The Chapman Era

The arrival of Herbert Chapman as manager in 1925 marked a revolutionary period for Arsenal. Chapman introduced numerous innovations, including the use of floodlights, numbered shirts, and a focus on physical fitness and tactical planning. Under his guidance, Arsenal won their first major trophies, including the FA Cup in 1930 and league titles in 1931 and 1933. Chapman’s vision and pioneering spirit laid the foundations for Arsenal’s future success.

Post-War Success

The post-war era saw continued success for Arsenal under managers like Tom Whittaker and George Graham. The club won multiple league titles and FA Cups during the 1950s and 1970s. George Graham’s tenure in the late 1980s and early 1990s brought further silverware, including two league titles and a European Cup Winners’ Cup, solidifying Arsenal’s reputation as a dominant force in English football.

The Wenger Revolution

The appointment of Arsène Wenger as manager in 1996 heralded a new era of success and innovation for Arsenal. Wenger, known for his emphasis on fitness, diet, and a fluid attacking style, transformed the club’s fortunes. Under his leadership, Arsenal won three Premier League titles and seven FA Cups, including two domestic doubles in 1998 and 2002.

One of Wenger’s most remarkable achievements was leading Arsenal to an unbeaten league season in 2003-04, a feat not seen in English football since the 19th century. This “Invincibles” team, featuring legends like Thierry Henry, Patrick Vieira, and Dennis Bergkamp, is considered one of the greatest in football history.

The Emirates Era

In 2006, Arsenal moved from Highbury to the state-of-the-art Emirates Stadium, a move designed to increase revenue and compete financially with Europe’s elite clubs. The transition period brought challenges, but Wenger’s ability to develop young talent ensured that Arsenal remained competitive.

The club’s emphasis on financial sustainability and youth development has been a hallmark of the Emirates era. Players like Cesc Fàbregas, Robin van Persie, and Jack Wilshere emerged as stars, while Wenger continued to lead the team to regular Champions League qualifications.

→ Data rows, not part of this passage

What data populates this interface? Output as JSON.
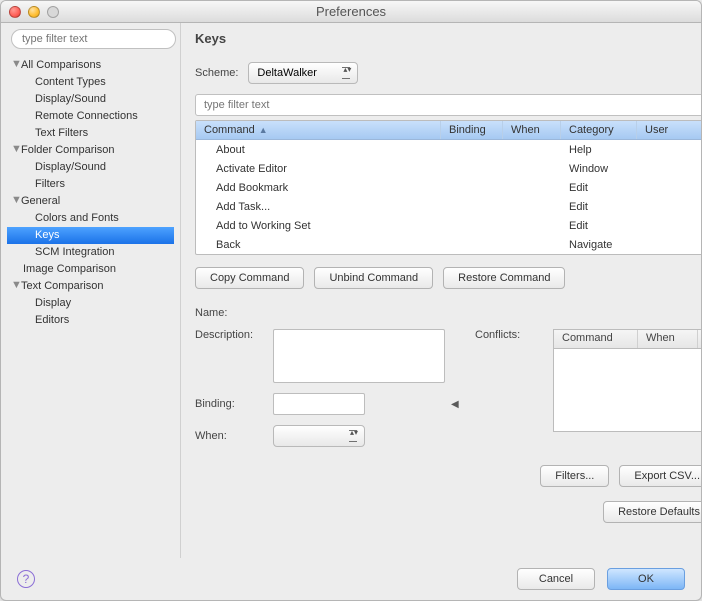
{
  "window": {
    "title": "Preferences"
  },
  "sidebar": {
    "filter_placeholder": "type filter text",
    "nodes": [
      {
        "label": "All Comparisons",
        "level": 1,
        "expandable": true,
        "expanded": true,
        "selected": false
      },
      {
        "label": "Content Types",
        "level": 2,
        "expandable": false,
        "selected": false
      },
      {
        "label": "Display/Sound",
        "level": 2,
        "expandable": false,
        "selected": false
      },
      {
        "label": "Remote Connections",
        "level": 2,
        "expandable": false,
        "selected": false
      },
      {
        "label": "Text Filters",
        "level": 2,
        "expandable": false,
        "selected": false
      },
      {
        "label": "Folder Comparison",
        "level": 1,
        "expandable": true,
        "expanded": true,
        "selected": false
      },
      {
        "label": "Display/Sound",
        "level": 2,
        "expandable": false,
        "selected": false
      },
      {
        "label": "Filters",
        "level": 2,
        "expandable": false,
        "selected": false
      },
      {
        "label": "General",
        "level": 1,
        "expandable": true,
        "expanded": true,
        "selected": false
      },
      {
        "label": "Colors and Fonts",
        "level": 2,
        "expandable": false,
        "selected": false
      },
      {
        "label": "Keys",
        "level": 2,
        "expandable": false,
        "selected": true
      },
      {
        "label": "SCM Integration",
        "level": 2,
        "expandable": false,
        "selected": false
      },
      {
        "label": "Image Comparison",
        "level": 1,
        "expandable": false,
        "noindent": true,
        "selected": false
      },
      {
        "label": "Text Comparison",
        "level": 1,
        "expandable": true,
        "expanded": true,
        "selected": false
      },
      {
        "label": "Display",
        "level": 2,
        "expandable": false,
        "selected": false
      },
      {
        "label": "Editors",
        "level": 2,
        "expandable": false,
        "selected": false
      }
    ]
  },
  "page": {
    "title": "Keys",
    "scheme_label": "Scheme:",
    "scheme_value": "DeltaWalker",
    "cmd_filter_placeholder": "type filter text",
    "columns": {
      "command": "Command",
      "binding": "Binding",
      "when": "When",
      "category": "Category",
      "user": "User"
    },
    "rows": [
      {
        "command": "About",
        "binding": "",
        "when": "",
        "category": "Help",
        "user": ""
      },
      {
        "command": "Activate Editor",
        "binding": "",
        "when": "",
        "category": "Window",
        "user": ""
      },
      {
        "command": "Add Bookmark",
        "binding": "",
        "when": "",
        "category": "Edit",
        "user": ""
      },
      {
        "command": "Add Task...",
        "binding": "",
        "when": "",
        "category": "Edit",
        "user": ""
      },
      {
        "command": "Add to Working Set",
        "binding": "",
        "when": "",
        "category": "Edit",
        "user": ""
      },
      {
        "command": "Back",
        "binding": "",
        "when": "",
        "category": "Navigate",
        "user": ""
      }
    ],
    "btn_copy": "Copy Command",
    "btn_unbind": "Unbind Command",
    "btn_restore_cmd": "Restore Command",
    "name_label": "Name:",
    "desc_label": "Description:",
    "conflicts_label": "Conflicts:",
    "conflicts_cols": {
      "command": "Command",
      "when": "When"
    },
    "binding_label": "Binding:",
    "when_label": "When:",
    "when_value": "",
    "btn_filters": "Filters...",
    "btn_export": "Export CSV...",
    "btn_restore_defaults": "Restore Defaults"
  },
  "footer": {
    "cancel": "Cancel",
    "ok": "OK"
  }
}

Recent Developments and Future Prospects

Since Wenger’s departure in 2018, Arsenal has been in a period of transition. Managers like Unai Emery and Mikel Arteta have sought to restore the club’s fortunes. Under Arteta’s guidance, Arsenal won the FA Cup in 2020, showcasing a blend of experienced players and emerging talents like Bukayo Saka and Emile Smith Rowe.

Arteta’s focus on discipline, tactical versatility, and a commitment to youth development aligns with Arsenal’s tradition of innovation and excellence. The club’s investment in new players and infrastructure aims to return Arsenal to the pinnacle of English and European football.

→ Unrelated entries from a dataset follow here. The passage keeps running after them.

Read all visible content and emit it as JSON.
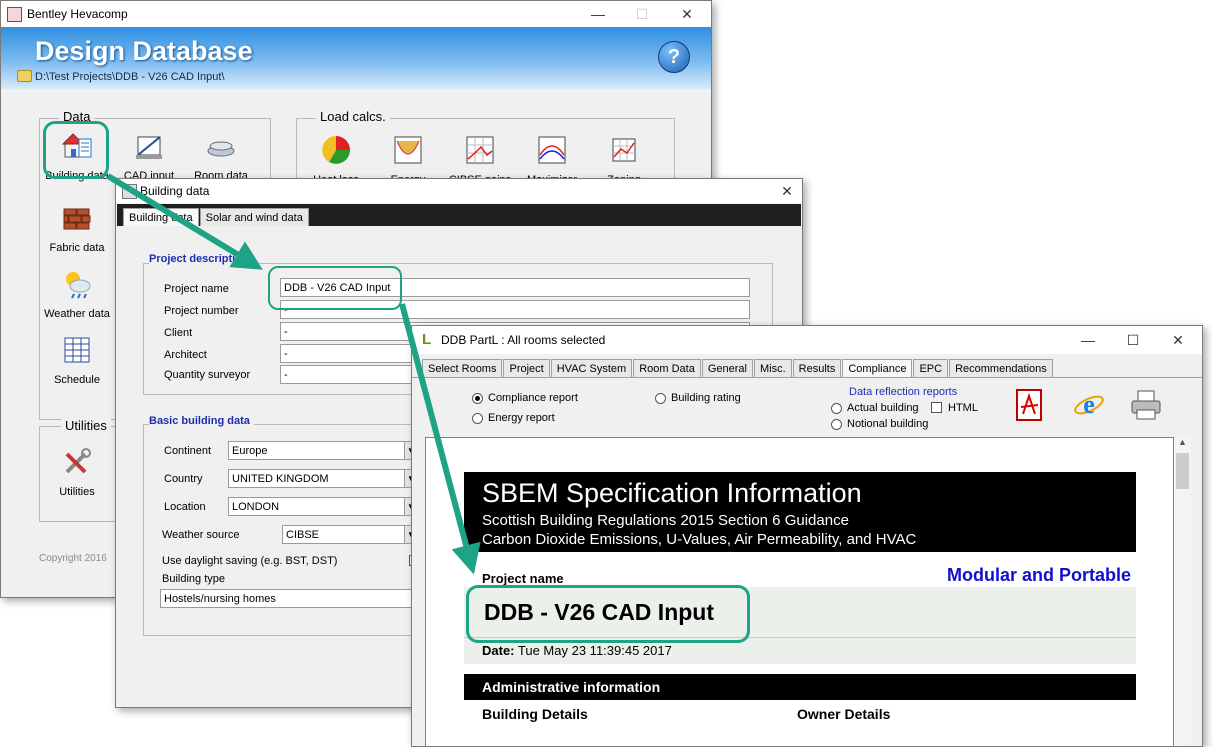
{
  "colors": {
    "accent_green": "#1ea386",
    "header_blue": "#2f8fe0",
    "section_blue": "#1c2eb0",
    "report_link_blue": "#1010cc"
  },
  "win1": {
    "title": "Bentley Hevacomp",
    "header_title": "Design Database",
    "path": "D:\\Test Projects\\DDB - V26 CAD Input\\",
    "help": "?",
    "group_data": "Data",
    "group_load": "Load calcs.",
    "group_utilities": "Utilities",
    "tiles": {
      "building_data": "Building data",
      "cad_input": "CAD input",
      "room_data": "Room data",
      "fabric_data": "Fabric data",
      "weather_data": "Weather data",
      "schedule": "Schedule",
      "utilities": "Utilities",
      "heat_loss": "Heat loss",
      "energy": "Energy",
      "cibse": "CIBSE gains",
      "maximizer": "Maximizer",
      "zoning": "Zoning"
    },
    "copyright": "Copyright 2016"
  },
  "win2": {
    "title": "Building data",
    "tabs": [
      "Building data",
      "Solar and wind data"
    ],
    "section_project": "Project description",
    "labels": {
      "project_name": "Project name",
      "project_number": "Project number",
      "client": "Client",
      "architect": "Architect",
      "quantity_surveyor": "Quantity surveyor"
    },
    "values": {
      "project_name": "DDB - V26 CAD Input",
      "project_number": "-",
      "client": "-",
      "architect": "-",
      "quantity_surveyor": "-"
    },
    "section_basic": "Basic building data",
    "basic_labels": {
      "continent": "Continent",
      "country": "Country",
      "location": "Location",
      "weather_source": "Weather source",
      "daylight": "Use daylight saving (e.g. BST, DST)",
      "building_type": "Building type"
    },
    "basic_values": {
      "continent": "Europe",
      "country": "UNITED KINGDOM",
      "location": "LONDON",
      "weather_source": "CIBSE",
      "building_type": "Hostels/nursing homes"
    }
  },
  "win3": {
    "title": "DDB PartL : All rooms selected",
    "tabs": [
      "Select Rooms",
      "Project",
      "HVAC System",
      "Room Data",
      "General",
      "Misc.",
      "Results",
      "Compliance",
      "EPC",
      "Recommendations"
    ],
    "options": {
      "compliance_report": "Compliance report",
      "energy_report": "Energy report",
      "building_rating": "Building rating",
      "data_reflection": "Data reflection reports",
      "actual_building": "Actual building",
      "html": "HTML",
      "notional_building": "Notional building"
    },
    "report": {
      "title": "SBEM Specification Information",
      "subtitle1": "Scottish Building Regulations 2015 Section 6 Guidance",
      "subtitle2": "Carbon Dioxide Emissions, U-Values, Air Permeability, and HVAC",
      "project_name_label": "Project name",
      "category": "Modular and Portable",
      "project_name_value": "DDB - V26 CAD Input",
      "date_label": "Date:",
      "date_value": "Tue May 23 11:39:45 2017",
      "admin_heading": "Administrative information",
      "building_details": "Building Details",
      "owner_details": "Owner Details"
    }
  }
}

Iconic Players

Throughout its history, Arsenal has been home to numerous iconic players. From early legends like Cliff Bastin and Tony Adams to modern heroes like Thierry Henry, Robert Pires, and Mesut Özil, the club has consistently attracted and developed world-class talent. These players have not only contributed to Arsenal’s success on the pitch but have also become beloved figures among fans.

Community and Global Influence

Arsenal’s influence extends beyond football. The club is deeply involved in community initiatives through the Arsenal Foundation, which focuses on education, social inclusion, and health. Arsenal’s global fan base, known as the “Gooners,” is among the most passionate and dedicated in the world, reflecting the club’s widespread appeal and impact.


Arsenal Football Club’s journey from its humble beginnings to its current status as a global footballing institution is a testament to its tradition of excellence, innovation, and resilience. The club’s rich history, filled with iconic moments and legendary players, has made it a symbol of footballing tradition and modernity. As Arsenal continues to build for the future, it remains committed to upholding the values and principles that have defined its illustrious past, striving for success on and off the pitch.